Early each day we were picked up from our hotel by a mini bus and transported to a designated scenic point, from where our efficient guide led us to highly challenging ascending, descending, and occasional stopping for photos. No longer 20 years old and having spent the best part of my days in front of computers in recent years, I found myself struggling and my legs wobbling, showing how unfit I had become.
“Miss, Miss,” I heard several people addressing me at once: “Take my lift. I’ll carry you up to the top for twenty Yuan.” I looked at them, each standing or sitting by the narrow path, with their bamboo-made sedan chair and sun-shade. I shook my head: there they are again. John’s abrupt and repeated rejections had not deterred them. Some of them had followed us uphill, and others were stationed at different points along the way, grabbing customers. I felt sorry for them, making a living in such heat and competitive manner. Still, I had not come here to be carried uphill, and I was determined to get to the top by my own effort.
The hectic tour schedule was not only physically demanding but mentally stressful, especially the compulsory visits to local factory outlets at the end of each day. The driver dutifully deliver us from one location to another, from jewellery super-stores to show-rooms full of dried kiwifruits or other local produce. In one demonstration, the saleswoman waved various knifes in front of our faces and shouting through her loud-speaker -it nearly drove John off the edge.

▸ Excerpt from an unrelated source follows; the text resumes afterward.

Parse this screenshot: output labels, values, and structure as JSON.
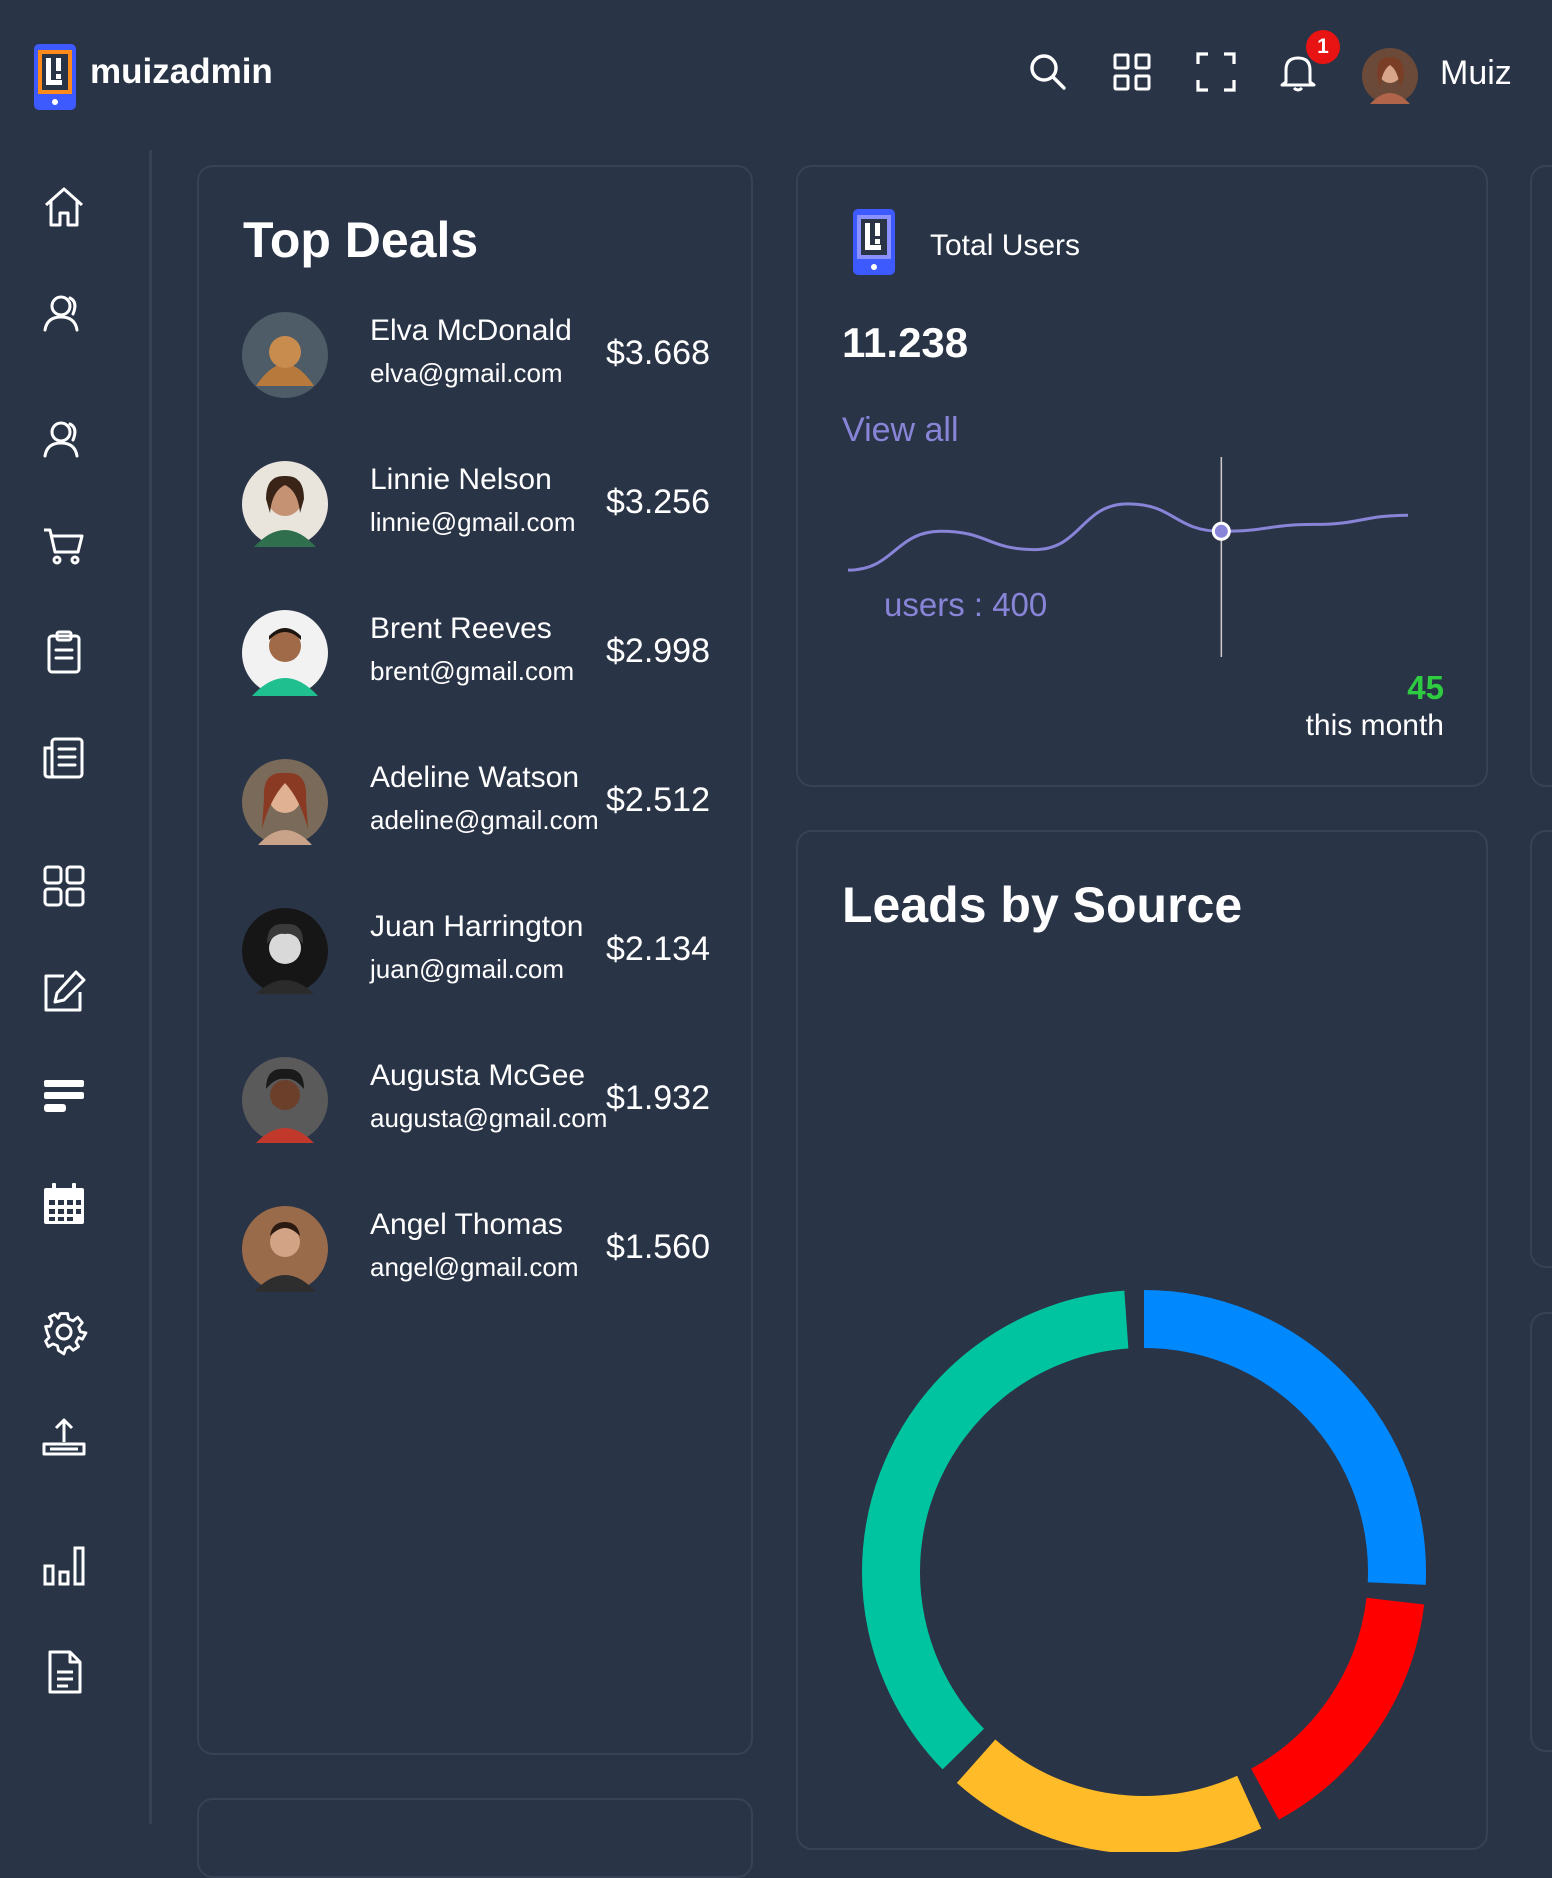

Once we were taken to a foot massage place, a much welcome treat after a long day’s mountain climbing and the stiffness of our limbs. A group of young girls positioned themselves in front of each of us, soaking our tired feet in hot water in the washing basin; adding dark powders. We were given a soothing massage, a real luxury, except that at the same time a woman dressed like a doctor did a presentation of the different pressure points on our feet, as packaged medicines were passed around for each tourist to inspect, with the masseurs telling us how wonderful they were and what special offers we could get if we bought more than one. Always a soft ear and an even softer heart when it came to such up close sales technique, I quickly paid for one such over-priced packet, so our group could get away without being shown their darkened faces or worse, told off.
One evening, John and I went to a Variety Show at the local Grand Theatre. The performances varied from singing to energetic minority folk dances accompanied by Tujia (one ethnic minority group) drum beats and Miao flutes, sword –swallowing and fire-eating dare-devils, and death-defying acrobats. The stage was lit up with multi-coloured costumes and lighting, and the atmosphere electric. One stuntman ended up with 1000 kilos of concrete on his chest with six people standing on top. The audience was completely enthralled and John took several pictures trying to capture these moments.
It was a memorable trip and hope you have enjoyed the pictures and video (Awesome Zhangjiajie on YouTube).